Task goal »
From the line containing "Read all visible" to the last line of the records below, repeat every line exactly and add nothing else.

Start of Block

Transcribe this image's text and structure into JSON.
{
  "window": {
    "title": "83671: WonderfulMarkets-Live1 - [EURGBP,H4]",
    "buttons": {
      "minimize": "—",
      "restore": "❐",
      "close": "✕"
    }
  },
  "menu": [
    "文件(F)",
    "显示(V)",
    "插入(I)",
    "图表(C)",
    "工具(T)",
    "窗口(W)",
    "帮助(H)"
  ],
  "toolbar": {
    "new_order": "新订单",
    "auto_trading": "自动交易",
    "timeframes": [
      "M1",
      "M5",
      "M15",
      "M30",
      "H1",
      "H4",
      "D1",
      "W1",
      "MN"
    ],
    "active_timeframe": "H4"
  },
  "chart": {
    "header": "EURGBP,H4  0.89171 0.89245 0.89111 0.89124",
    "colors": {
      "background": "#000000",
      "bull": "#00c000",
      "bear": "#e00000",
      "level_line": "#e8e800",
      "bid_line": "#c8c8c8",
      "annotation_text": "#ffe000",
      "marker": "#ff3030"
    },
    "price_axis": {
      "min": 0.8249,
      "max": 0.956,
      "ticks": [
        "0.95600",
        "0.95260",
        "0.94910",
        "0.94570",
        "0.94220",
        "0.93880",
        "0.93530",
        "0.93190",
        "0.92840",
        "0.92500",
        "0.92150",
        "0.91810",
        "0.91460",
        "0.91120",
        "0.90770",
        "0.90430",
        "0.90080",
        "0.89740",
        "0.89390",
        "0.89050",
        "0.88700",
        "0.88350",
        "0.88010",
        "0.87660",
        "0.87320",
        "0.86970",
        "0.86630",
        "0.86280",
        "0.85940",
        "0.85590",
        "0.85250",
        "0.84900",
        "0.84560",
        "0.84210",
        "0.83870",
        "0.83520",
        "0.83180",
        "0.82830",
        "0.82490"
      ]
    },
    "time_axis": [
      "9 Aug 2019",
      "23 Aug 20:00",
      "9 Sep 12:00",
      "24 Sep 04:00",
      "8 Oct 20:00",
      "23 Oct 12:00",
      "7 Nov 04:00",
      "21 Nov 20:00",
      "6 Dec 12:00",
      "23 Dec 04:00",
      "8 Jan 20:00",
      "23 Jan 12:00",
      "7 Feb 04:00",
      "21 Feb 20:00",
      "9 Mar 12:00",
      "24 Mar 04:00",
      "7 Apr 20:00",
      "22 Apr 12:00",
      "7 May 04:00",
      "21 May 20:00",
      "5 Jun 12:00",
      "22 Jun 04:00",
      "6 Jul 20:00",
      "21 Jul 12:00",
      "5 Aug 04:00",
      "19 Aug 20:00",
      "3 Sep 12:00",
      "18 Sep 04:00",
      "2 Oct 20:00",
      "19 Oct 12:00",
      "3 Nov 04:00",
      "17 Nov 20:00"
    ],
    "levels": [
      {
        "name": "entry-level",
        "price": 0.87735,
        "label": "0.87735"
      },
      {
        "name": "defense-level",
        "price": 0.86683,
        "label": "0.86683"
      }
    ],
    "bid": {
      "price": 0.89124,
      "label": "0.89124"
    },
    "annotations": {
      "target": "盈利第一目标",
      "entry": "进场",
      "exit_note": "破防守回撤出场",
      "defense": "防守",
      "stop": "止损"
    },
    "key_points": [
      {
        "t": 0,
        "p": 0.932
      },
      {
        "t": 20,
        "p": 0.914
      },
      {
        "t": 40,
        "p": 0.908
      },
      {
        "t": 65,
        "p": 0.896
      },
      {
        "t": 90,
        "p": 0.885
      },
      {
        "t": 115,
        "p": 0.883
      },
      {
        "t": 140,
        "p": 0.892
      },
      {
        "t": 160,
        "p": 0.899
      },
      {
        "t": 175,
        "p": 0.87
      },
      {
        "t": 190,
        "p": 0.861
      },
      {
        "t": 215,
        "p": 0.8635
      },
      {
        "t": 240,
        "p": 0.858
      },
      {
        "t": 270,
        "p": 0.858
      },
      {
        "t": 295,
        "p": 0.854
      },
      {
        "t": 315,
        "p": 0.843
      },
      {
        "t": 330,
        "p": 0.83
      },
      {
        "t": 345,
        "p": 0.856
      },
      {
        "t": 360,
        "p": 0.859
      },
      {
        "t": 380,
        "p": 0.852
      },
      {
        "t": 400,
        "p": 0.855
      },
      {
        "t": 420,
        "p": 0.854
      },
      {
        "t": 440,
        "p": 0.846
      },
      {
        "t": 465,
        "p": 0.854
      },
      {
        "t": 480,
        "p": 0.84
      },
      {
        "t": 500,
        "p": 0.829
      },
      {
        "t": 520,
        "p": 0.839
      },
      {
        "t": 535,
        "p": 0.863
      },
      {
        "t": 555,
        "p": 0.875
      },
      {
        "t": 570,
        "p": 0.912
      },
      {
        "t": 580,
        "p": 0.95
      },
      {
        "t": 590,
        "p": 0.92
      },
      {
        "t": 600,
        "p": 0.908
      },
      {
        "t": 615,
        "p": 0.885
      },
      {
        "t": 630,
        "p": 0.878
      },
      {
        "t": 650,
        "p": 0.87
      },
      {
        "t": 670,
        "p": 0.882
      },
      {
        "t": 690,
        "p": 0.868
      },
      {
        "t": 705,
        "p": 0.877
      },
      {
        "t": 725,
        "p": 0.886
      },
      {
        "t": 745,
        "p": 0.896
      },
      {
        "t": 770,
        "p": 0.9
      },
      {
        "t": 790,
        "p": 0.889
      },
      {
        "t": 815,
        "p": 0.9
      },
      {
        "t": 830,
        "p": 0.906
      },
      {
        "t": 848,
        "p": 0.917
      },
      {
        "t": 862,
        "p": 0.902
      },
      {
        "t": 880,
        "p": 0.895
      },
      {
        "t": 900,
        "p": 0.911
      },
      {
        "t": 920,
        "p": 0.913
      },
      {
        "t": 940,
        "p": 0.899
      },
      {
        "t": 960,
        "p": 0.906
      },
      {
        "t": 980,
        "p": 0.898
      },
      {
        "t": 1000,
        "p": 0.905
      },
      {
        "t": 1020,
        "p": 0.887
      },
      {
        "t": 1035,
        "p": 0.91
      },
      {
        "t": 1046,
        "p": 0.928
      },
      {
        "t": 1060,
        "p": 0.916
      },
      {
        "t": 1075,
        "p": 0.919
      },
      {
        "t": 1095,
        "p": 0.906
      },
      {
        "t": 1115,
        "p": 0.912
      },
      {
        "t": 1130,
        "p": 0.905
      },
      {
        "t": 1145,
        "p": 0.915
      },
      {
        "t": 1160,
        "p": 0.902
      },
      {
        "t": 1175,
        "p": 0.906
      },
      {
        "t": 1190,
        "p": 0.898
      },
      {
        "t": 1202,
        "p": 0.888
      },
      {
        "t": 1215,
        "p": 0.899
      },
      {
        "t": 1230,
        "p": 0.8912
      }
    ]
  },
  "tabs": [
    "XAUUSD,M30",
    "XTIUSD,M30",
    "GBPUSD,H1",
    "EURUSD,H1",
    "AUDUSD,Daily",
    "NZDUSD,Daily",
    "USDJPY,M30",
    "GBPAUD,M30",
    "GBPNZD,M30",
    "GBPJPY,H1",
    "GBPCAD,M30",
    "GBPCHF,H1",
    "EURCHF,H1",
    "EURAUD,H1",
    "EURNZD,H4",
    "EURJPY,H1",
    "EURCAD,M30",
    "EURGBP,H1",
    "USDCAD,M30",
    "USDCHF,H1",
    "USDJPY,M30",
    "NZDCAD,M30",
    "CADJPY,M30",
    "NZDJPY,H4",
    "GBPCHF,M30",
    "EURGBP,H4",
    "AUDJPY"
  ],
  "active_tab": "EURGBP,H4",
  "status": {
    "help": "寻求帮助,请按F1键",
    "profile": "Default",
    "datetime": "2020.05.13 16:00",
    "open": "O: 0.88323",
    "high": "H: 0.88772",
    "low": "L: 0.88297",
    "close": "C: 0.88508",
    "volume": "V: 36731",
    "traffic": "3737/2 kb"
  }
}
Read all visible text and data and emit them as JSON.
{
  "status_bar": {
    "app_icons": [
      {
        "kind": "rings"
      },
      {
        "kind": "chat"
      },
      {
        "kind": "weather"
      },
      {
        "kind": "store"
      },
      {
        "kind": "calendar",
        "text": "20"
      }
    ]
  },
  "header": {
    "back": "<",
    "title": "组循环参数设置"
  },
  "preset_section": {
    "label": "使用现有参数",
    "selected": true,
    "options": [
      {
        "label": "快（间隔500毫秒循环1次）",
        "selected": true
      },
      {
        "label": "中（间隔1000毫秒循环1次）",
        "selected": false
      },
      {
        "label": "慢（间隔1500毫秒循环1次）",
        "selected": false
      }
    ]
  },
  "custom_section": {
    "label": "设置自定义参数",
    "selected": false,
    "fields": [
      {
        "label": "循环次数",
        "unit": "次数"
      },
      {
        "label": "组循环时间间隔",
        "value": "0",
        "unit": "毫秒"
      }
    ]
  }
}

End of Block

Problem solution »
Read all visible text and data and emit them as JSON.
{
  "status_bar": {
    "app_icons": [
      {
        "kind": "rings"
      },
      {
        "kind": "chat"
      },
      {
        "kind": "weather"
      },
      {
        "kind": "store"
      },
      {
        "kind": "calendar",
        "text": "20"
      }
    ]
  },
  "header": {
    "back": "<",
    "title": "组循环参数设置"
  },
  "preset_section": {
    "label": "使用现有参数",
    "selected": true,
    "options": [
      {
        "label": "快（间隔500毫秒循环1次）",
        "selected": true
      },
      {
        "label": "中（间隔1000毫秒循环1次）",
        "selected": false
      },
      {
        "label": "慢（间隔1500毫秒循环1次）",
        "selected": false
      }
    ]
  },
  "custom_section": {
    "label": "设置自定义参数",
    "selected": false,
    "fields": [
      {
        "label": "循环次数",
        "unit": "次数"
      },
      {
        "label": "组循环时间间隔",
        "value": "0",
        "unit": "毫秒"
      }
    ]
  }
}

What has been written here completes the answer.